President Hinckley counseled the young women to "find purpose in your life. Choose the things you would like to do and educate yourselves to be effective in their pursuit. You are hopeful that you will marry and that all will be taken care of. In this day and time, a girl needs an education. She needs the means by which to earn a living should she find herself in a situation where it becomes necessary to do so.
"You can include in the dream of the woman you would like to be a picture of one qualified to serve society and make a significant contribution to the world of which she will be a part.
"For you, the sky is the limit, my dear young friends. You can be excellent in every way. You can be first-class. Respect yourself. Do not feel sorry for yourself. Do not dwell on unkind things others may say about you. Particularly, pay no attention to what some boy might say to demean you. He is no better than you. In fact, he has already belittled himself by his actions. Polish and refine whatever talents the Lord has given you. Love life and look for its opportunities, and forever be loyal to the Church."
The Church president urged those listening: "Never forget that you came to earth as a child of the divine Father, with something of divinity in your very makeup. The Lord did not send you here to fail. He did not give you life to waste it. He bestowed upon you the gift of mortality that you might gain experience, positive, wonderful, purposeful experience that will lead to life eternal. He has given you this glorious Church, His Church, to guide you and direct you, to give you opportunity for growth and experience, to teach you and lead you and encourage you, to bless you with eternal marriage, to seal upon you a covenant between you and Him that will make of you His chosen daughter, one upon whom He may look with love and with a desire to help.
"Of course there will be problems along the way. There will be difficulties to overcome. But they will not last forever. Look to the positive. Count your blessings. Know that He is watching over you, that He hears your prayers and will answer them, that He loves you and will make that love manifest."
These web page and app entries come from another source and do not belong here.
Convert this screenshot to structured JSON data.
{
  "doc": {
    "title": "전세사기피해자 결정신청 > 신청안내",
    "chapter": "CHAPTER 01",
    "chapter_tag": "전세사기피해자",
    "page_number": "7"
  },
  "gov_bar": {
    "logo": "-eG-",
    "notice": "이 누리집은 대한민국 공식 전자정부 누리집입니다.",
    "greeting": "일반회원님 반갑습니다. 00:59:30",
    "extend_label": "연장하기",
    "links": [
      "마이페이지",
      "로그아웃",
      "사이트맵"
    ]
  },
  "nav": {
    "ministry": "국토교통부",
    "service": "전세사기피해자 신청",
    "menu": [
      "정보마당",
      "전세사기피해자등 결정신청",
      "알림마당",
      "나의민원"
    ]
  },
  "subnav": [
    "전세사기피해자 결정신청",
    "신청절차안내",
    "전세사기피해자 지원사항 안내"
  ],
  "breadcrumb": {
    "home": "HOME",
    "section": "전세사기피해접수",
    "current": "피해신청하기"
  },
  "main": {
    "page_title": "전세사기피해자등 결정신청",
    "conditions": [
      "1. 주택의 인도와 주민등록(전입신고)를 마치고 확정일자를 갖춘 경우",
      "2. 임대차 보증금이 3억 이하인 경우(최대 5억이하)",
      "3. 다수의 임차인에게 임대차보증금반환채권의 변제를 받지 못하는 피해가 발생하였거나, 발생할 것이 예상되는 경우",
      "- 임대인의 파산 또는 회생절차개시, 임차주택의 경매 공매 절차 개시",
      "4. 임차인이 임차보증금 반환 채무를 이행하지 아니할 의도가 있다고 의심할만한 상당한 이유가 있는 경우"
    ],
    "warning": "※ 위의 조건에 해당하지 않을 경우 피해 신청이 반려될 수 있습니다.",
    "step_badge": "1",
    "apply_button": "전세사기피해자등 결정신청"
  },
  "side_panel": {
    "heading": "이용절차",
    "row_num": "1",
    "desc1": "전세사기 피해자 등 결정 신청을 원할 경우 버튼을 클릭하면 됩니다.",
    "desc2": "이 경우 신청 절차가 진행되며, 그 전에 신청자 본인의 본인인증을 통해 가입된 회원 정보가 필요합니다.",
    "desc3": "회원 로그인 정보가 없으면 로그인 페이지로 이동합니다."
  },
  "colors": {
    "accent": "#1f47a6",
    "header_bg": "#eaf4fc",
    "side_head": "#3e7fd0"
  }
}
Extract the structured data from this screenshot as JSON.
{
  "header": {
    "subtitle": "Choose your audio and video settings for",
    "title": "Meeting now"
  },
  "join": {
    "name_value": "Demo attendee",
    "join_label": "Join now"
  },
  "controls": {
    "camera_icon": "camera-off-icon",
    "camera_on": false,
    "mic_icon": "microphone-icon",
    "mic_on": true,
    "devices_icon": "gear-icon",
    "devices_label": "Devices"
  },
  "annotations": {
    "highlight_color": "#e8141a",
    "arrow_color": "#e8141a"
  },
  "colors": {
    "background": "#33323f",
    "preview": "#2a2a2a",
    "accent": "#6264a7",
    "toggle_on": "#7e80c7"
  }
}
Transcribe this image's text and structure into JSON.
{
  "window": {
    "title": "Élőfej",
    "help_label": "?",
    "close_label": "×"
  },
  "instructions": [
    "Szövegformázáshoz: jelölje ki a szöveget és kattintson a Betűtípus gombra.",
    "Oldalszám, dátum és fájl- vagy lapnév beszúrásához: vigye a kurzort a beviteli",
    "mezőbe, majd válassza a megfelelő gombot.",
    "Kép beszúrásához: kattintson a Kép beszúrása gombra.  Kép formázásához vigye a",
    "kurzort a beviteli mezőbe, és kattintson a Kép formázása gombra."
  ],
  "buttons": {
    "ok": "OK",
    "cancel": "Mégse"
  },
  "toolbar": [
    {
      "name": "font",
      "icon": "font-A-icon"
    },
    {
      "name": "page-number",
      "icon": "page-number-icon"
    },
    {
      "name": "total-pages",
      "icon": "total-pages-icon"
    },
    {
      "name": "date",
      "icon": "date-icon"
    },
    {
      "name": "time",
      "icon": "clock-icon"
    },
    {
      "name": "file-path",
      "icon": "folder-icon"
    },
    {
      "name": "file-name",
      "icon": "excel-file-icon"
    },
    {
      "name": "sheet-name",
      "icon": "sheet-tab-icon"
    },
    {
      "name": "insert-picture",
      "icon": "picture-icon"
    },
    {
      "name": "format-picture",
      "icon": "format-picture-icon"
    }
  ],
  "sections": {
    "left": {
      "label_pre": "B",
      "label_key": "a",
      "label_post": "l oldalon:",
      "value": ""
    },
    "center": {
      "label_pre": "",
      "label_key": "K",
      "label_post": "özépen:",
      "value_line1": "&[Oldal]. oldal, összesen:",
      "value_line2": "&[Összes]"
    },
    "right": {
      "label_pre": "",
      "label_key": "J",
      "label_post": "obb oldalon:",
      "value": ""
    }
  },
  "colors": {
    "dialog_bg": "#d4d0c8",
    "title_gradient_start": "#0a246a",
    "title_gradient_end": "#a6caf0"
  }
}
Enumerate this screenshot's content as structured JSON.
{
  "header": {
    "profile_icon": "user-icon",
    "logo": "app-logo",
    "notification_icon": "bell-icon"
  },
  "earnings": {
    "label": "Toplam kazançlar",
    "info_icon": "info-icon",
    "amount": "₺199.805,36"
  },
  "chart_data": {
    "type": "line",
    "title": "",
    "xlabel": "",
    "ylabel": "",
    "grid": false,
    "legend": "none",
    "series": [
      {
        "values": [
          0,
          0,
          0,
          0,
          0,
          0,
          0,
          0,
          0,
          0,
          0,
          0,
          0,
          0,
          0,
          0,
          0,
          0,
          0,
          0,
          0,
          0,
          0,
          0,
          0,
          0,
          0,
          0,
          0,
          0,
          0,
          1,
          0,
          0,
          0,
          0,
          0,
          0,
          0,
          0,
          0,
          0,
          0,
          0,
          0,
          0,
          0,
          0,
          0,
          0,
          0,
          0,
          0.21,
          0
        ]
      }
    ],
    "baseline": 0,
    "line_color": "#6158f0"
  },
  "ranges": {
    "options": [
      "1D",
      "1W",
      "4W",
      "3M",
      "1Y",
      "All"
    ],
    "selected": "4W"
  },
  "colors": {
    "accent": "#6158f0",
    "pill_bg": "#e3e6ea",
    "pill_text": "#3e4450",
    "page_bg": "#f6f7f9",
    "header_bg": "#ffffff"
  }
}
Music for the evening was offered by a choir of young women from the Logan, Utah, area, with Claudia Bigler directing and Linda Margetts accompanying. The invocation was offered by Tosy Phachomphon, a young woman from the Salt Lake University 1st Stake; the benediction was given by Emily Foss of the Salt Lake Mount Olympus Stake.